### Problem description
Where does the string "true" occur in the records below? Copy every line that holds it.

[Interface dataset entries]
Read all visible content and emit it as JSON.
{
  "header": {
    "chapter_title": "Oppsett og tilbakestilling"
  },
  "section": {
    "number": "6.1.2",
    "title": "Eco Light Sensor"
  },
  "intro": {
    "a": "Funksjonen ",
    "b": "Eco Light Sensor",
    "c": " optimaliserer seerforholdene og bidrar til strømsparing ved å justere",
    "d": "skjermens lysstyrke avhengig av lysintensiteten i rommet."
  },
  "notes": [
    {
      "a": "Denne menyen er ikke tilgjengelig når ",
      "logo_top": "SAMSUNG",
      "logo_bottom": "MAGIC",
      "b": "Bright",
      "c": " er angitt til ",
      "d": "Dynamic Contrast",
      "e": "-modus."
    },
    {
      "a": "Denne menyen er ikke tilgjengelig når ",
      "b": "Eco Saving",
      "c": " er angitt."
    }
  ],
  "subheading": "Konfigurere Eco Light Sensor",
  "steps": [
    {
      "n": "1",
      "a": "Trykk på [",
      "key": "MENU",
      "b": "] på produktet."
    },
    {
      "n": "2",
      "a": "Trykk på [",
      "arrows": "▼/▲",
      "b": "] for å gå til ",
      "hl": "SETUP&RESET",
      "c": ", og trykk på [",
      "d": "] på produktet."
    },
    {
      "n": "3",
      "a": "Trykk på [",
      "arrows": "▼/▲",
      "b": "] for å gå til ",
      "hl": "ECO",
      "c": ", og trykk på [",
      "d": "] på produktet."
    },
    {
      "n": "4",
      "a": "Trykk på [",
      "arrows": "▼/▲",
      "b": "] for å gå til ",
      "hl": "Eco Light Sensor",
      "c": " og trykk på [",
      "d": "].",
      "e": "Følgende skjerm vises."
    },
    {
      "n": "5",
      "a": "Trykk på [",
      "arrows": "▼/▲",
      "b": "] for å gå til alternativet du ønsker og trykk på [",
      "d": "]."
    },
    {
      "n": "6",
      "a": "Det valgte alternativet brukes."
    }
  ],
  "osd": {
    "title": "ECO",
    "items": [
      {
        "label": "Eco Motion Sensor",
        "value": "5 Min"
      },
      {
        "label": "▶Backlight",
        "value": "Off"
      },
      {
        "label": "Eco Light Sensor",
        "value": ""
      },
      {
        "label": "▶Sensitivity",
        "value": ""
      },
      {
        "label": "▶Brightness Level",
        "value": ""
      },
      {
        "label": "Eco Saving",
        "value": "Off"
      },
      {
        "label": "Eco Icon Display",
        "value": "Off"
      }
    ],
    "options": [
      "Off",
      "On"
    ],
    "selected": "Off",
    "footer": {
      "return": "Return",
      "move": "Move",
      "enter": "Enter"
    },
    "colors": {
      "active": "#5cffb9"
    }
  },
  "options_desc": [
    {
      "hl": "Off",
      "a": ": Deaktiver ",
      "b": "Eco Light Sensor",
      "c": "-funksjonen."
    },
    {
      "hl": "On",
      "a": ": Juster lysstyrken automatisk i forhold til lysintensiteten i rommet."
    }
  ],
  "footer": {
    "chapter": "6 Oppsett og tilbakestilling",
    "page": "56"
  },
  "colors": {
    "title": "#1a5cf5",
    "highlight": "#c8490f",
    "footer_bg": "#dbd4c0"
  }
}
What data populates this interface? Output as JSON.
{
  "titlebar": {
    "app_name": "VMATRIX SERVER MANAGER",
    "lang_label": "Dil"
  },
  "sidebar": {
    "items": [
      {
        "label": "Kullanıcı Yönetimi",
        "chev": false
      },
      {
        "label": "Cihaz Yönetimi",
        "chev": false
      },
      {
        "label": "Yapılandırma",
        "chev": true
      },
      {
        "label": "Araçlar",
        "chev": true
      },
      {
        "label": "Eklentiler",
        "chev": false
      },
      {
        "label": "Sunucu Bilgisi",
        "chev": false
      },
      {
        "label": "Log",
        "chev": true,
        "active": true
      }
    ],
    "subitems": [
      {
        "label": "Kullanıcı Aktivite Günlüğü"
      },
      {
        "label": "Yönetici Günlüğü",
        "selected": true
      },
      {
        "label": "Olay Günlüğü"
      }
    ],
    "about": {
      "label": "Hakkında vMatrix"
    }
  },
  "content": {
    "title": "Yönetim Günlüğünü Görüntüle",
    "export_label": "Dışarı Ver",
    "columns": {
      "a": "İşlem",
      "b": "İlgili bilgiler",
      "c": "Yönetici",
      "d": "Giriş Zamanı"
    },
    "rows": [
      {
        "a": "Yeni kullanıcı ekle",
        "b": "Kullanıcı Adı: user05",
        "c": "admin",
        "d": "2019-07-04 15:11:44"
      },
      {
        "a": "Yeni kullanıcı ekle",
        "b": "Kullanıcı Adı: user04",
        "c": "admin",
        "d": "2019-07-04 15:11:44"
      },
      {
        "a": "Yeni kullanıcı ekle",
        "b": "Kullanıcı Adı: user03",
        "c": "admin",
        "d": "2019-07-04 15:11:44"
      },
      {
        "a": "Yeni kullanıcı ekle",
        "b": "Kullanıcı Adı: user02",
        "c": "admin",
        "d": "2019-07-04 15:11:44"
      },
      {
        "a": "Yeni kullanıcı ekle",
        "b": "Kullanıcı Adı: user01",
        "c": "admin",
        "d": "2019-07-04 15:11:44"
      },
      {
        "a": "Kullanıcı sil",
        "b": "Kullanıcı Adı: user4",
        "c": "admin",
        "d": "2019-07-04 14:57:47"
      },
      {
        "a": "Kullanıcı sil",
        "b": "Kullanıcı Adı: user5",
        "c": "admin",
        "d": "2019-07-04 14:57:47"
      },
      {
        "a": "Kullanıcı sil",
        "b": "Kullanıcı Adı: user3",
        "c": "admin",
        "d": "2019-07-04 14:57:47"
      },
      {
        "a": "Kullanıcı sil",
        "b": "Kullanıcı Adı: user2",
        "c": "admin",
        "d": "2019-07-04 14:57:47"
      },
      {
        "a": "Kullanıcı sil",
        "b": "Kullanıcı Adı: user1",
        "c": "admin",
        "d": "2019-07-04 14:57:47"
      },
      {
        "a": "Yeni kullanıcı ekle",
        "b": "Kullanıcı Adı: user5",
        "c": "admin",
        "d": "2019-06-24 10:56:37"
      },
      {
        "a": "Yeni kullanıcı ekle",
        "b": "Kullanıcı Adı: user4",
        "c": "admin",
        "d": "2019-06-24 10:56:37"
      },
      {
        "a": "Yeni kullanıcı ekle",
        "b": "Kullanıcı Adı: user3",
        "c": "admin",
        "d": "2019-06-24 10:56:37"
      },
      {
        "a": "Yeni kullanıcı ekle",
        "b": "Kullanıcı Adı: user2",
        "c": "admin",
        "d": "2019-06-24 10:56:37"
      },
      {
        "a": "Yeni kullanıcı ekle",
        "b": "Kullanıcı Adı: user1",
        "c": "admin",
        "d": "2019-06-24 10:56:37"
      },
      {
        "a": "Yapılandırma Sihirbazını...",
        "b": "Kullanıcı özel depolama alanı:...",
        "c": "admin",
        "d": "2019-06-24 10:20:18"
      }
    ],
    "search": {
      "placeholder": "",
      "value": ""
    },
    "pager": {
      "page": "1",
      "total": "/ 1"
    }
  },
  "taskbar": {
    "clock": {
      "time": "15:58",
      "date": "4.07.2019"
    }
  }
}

### Result below
        "chev": true
        "chev": true
        "chev": true,
        "active": true
        "selected": true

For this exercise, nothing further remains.